“Does anyone know about Katsucons policy regarding photographers and/or equipment? I’ve been hearing stuff about they aren’t allowing “free standing” or “pro” equipment which I assume would mean any light stands or flashes.” – Blake of Bentpic
The answer to this is simple, if you are to travel to the website of the Gaylord National Hotel, (information provided by Jayce of Photosnxs):
Professional photography/videography will only be allowed and approved for the following situations:
- Contracted Events, Meetings and Conventions taking place onsite at Gaylord National for event documentation and promotional purposes. The photographer/ videographer must be provided an official event badge/credential or other form of identification from the event organizer that easily identifies them as being affiliated with the group or organization.
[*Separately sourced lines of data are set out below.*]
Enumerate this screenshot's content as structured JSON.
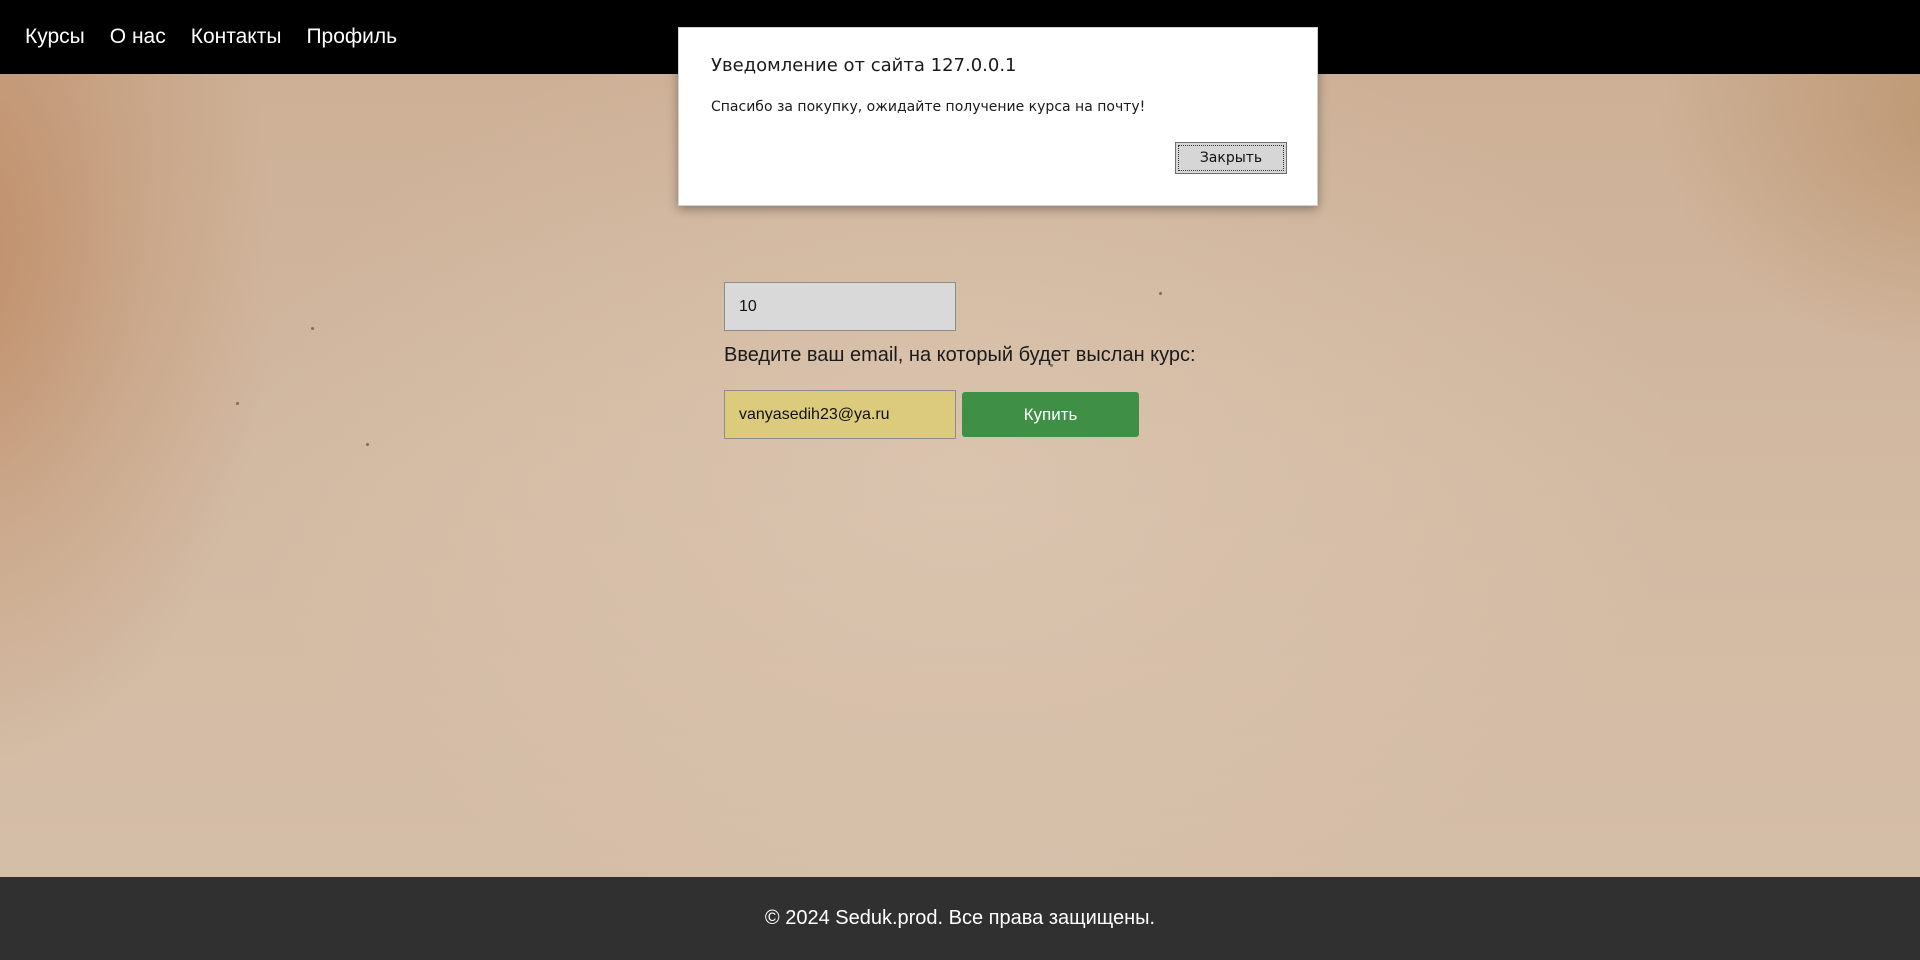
{
  "nav": {
    "items": [
      {
        "label": "Курсы"
      },
      {
        "label": "О нас"
      },
      {
        "label": "Контакты"
      },
      {
        "label": "Профиль"
      }
    ]
  },
  "form": {
    "quantity_value": "10",
    "email_label": "Введите ваш email, на который будет выслан курс:",
    "email_value": "vanyasedih23@ya.ru",
    "buy_label": "Купить"
  },
  "dialog": {
    "title": "Уведомление от сайта 127.0.0.1",
    "message": "Спасибо за покупку, ожидайте получение курса на почту!",
    "close_label": "Закрыть"
  },
  "footer": {
    "text": "© 2024 Seduk.prod. Все права защищены."
  },
  "colors": {
    "nav_bg": "#000000",
    "footer_bg": "#303030",
    "buy_button": "#3f8f46",
    "email_field": "#dccb7d"
  }
}
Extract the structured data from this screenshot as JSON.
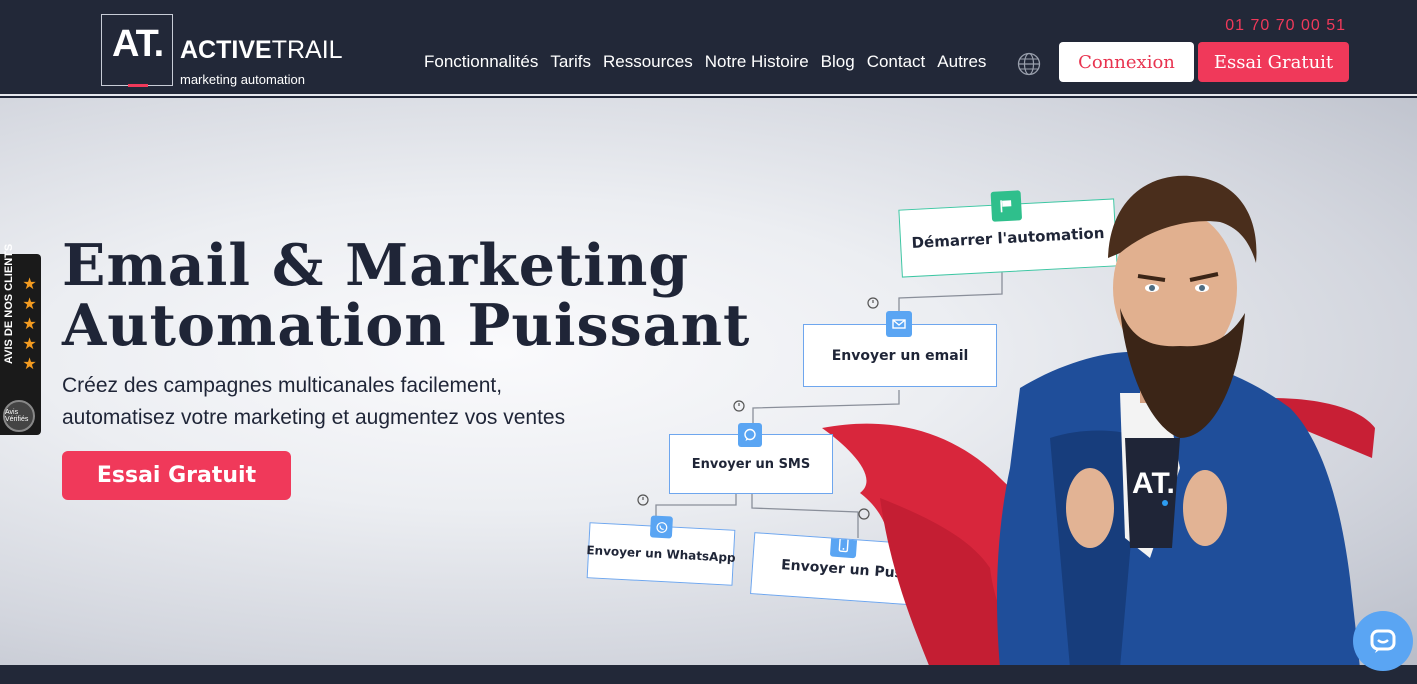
{
  "header": {
    "logo_mark": "AT.",
    "brand_bold": "ACTIVE",
    "brand_light": "TRAIL",
    "tagline": "marketing automation",
    "phone": "01 70 70 00 51",
    "nav": [
      "Fonctionnalités",
      "Tarifs",
      "Ressources",
      "Notre Histoire",
      "Blog",
      "Contact",
      "Autres"
    ],
    "login_label": "Connexion",
    "trial_label": "Essai Gratuit"
  },
  "hero": {
    "title_line1": "Email & Marketing",
    "title_line2": "Automation Puissant",
    "subtitle_line1": "Créez des campagnes multicanales facilement,",
    "subtitle_line2": "automatisez votre marketing et augmentez vos ventes",
    "cta_label": "Essai Gratuit"
  },
  "reviews": {
    "label": "AVIS DE NOS CLIENTS",
    "stars": "★★★★★",
    "badge": "Avis Vérifiés"
  },
  "flow": {
    "start": "Démarrer l'automation",
    "email": "Envoyer un email",
    "sms": "Envoyer un SMS",
    "whatsapp": "Envoyer un WhatsApp",
    "push": "Envoyer un Push"
  },
  "figure": {
    "shirt_logo": "AT."
  },
  "colors": {
    "header_bg": "#222838",
    "accent": "#f0395a",
    "icon_blue": "#5aa5f3",
    "icon_green": "#2fbf8c"
  },
  "icons": {
    "globe": "globe-icon",
    "chat": "chat-icon",
    "flag": "flag-icon",
    "mail": "mail-icon",
    "sms": "speech-bubble-icon",
    "whatsapp": "whatsapp-icon",
    "push": "phone-icon",
    "timer": "timer-icon"
  }
}
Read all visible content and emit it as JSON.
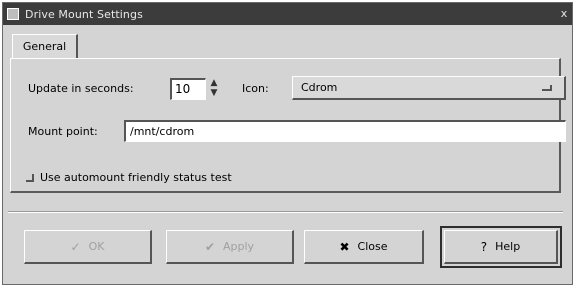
{
  "window": {
    "title": "Drive Mount Settings",
    "close_glyph": "x"
  },
  "tabs": [
    {
      "label": "General"
    }
  ],
  "general": {
    "update_label": "Update in seconds:",
    "update_value": "10",
    "spin_up_glyph": "▲",
    "spin_down_glyph": "▼",
    "icon_label": "Icon:",
    "icon_value": "Cdrom",
    "mount_label": "Mount point:",
    "mount_value": "/mnt/cdrom",
    "automount_label": "Use automount friendly status test",
    "automount_checked": false
  },
  "buttons": {
    "ok": {
      "label": "OK",
      "icon": "ok-icon",
      "glyph": "✓",
      "disabled": true
    },
    "apply": {
      "label": "Apply",
      "icon": "checkmark-icon",
      "glyph": "✔",
      "disabled": true
    },
    "close": {
      "label": "Close",
      "icon": "close-icon",
      "glyph": "✖",
      "disabled": false
    },
    "help": {
      "label": "Help",
      "icon": "help-icon",
      "glyph": "?",
      "disabled": false
    }
  },
  "colors": {
    "titlebar": "#3c3c3c",
    "window_bg": "#d4d4d4",
    "field_bg": "#ffffff",
    "disabled_text": "#a0a0a0"
  }
}
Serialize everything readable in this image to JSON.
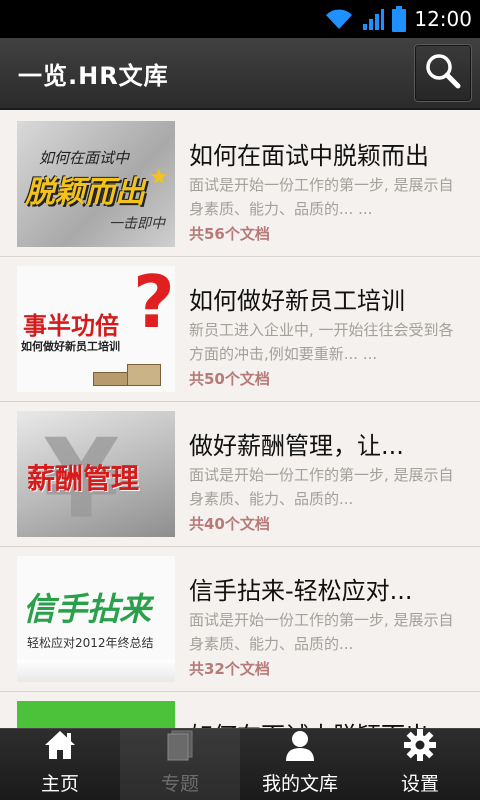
{
  "status_bar": {
    "time": "12:00"
  },
  "header": {
    "title": "一览.HR文库",
    "search_icon": "search-icon"
  },
  "docs": [
    {
      "title": "如何在面试中脱颖而出",
      "desc": "面试是开始一份工作的第一步, 是展示自身素质、能力、品质的... ...",
      "count": "共56个文档",
      "thumb": {
        "top_text": "如何在面试中",
        "big_text": "脱颖而出",
        "bottom_text": "一击即中"
      }
    },
    {
      "title": "如何做好新员工培训",
      "desc": "新员工进入企业中, 一开始往往会受到各方面的冲击,例如要重新... ...",
      "count": "共50个文档",
      "thumb": {
        "big_text": "事半功倍",
        "bottom_text": "如何做好新员工培训"
      }
    },
    {
      "title": " 做好薪酬管理，让...",
      "desc": "面试是开始一份工作的第一步, 是展示自身素质、能力、品质的...",
      "count": "共40个文档",
      "thumb": {
        "big_text": "薪酬管理"
      }
    },
    {
      "title": "信手拈来-轻松应对...",
      "desc": "面试是开始一份工作的第一步, 是展示自身素质、能力、品质的...",
      "count": "共32个文档",
      "thumb": {
        "big_text": "信手拈来",
        "bottom_text": "轻松应对2012年终总结"
      }
    },
    {
      "title": "如何在面试中脱颖而出",
      "desc": "",
      "count": "",
      "thumb": {}
    }
  ],
  "nav": [
    {
      "label": "主页",
      "icon": "home-icon",
      "active": false
    },
    {
      "label": "专题",
      "icon": "topics-icon",
      "active": true
    },
    {
      "label": "我的文库",
      "icon": "user-icon",
      "active": false
    },
    {
      "label": "设置",
      "icon": "gear-icon",
      "active": false
    }
  ]
}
This badge/credential or other form of identification must always be worn or visible at all times while the photographer is conducting services on Gaylord property.
- Contracted Wedding/Commitment Ceremony & Wedding Receptions taking place onsite at Gaylord National Resort. The couple will work with the Weddings Department and their Gaylord Event Coordinator regarding the details of their planned photography/videographer session, including pre-arranging a specific date and time, so it can be authorized in advance.
- Only couples having their Wedding Ceremony/Wedding Reception event occur onsite at Gaylord National are allowed to have their Wedding or Engagement photos/videos taken onsite. Questions regarding this policy should be directed to the Gaylord Weddings Department.
- News Media Coverage - Members of the news media should contact our Public Relations department in advance by calling (301) 965-2111. New media visits for the purpose of onsite photography or videographymust be arranged in advance. Official press credentials are required.
So after reading that you may wonder why these certain groups are allowed, its because the Gaylord is protecting their intellectual property. If you created something, and others were coming their and profiting from it in some way you want a piece of the cut. That’s it plain and simple. Umbrellas and stands give the appearance of professional work, and professional usually means there is money involved and if they can’t prove you aren’t making money or not, they figure the easiest way to just crush confusion is to just not allow any of it at all unless you meet the criteria above.
So if you don’t meet those requirements, then there are other ways to get some shots. It won’t work all the time, because a certain look just needs certain experience to do it, or the gear to do it. A couple examples are below:
In all honesty the picture below feature the amazing Sistercacao Cosplay (who btw has some posters at the store here) I didnt use because the light wasn’t soft enough in my opinion, nor did I take the time to color balance the cool flash to the much warmer room temperature, thus I really didnt use this image for distribution. But that was solely my fault. But I managed to grab this photo after buying their $50 dollar salmon at the Steakhouse in the Gaylord. It wasn’t necessary but I was just being nice before walking in there to just grab a shot. I don’t recommend doing that btw, and here’s the reason.
1. They didn’t allow me to bring in my light stand
2. They didn’t allow me to use an umbrelle with Coolsteel27 holding it.
3. The food was not bad, but the portion was silly for the price.
4. I had to use a sheet of diffusion which he had to hold the flash and hold the sheet.
The proper way to get this shot? Use a sheet of foamcore and fire the flash into the foam core to bounce the light back on to the subject, and make sure you color balance your flash.
So this is just a little something to kind of getting your mind working as to how you might be able to make it without floor standing equipment. In my honest opinion though, I would not like to be in that situation. It’s not comfortable for me. One thing I will add, is to just bring your stuff anyway. The worst they can do is just tell you no.
About the Author
Kayhettin (Larry Wharton)
Kayhettin (Larry Wharton) Is the editor-in-chief for Elysiam.org and an avid gamer of many genres and fan of pop culture and the limitless value it brings to the world.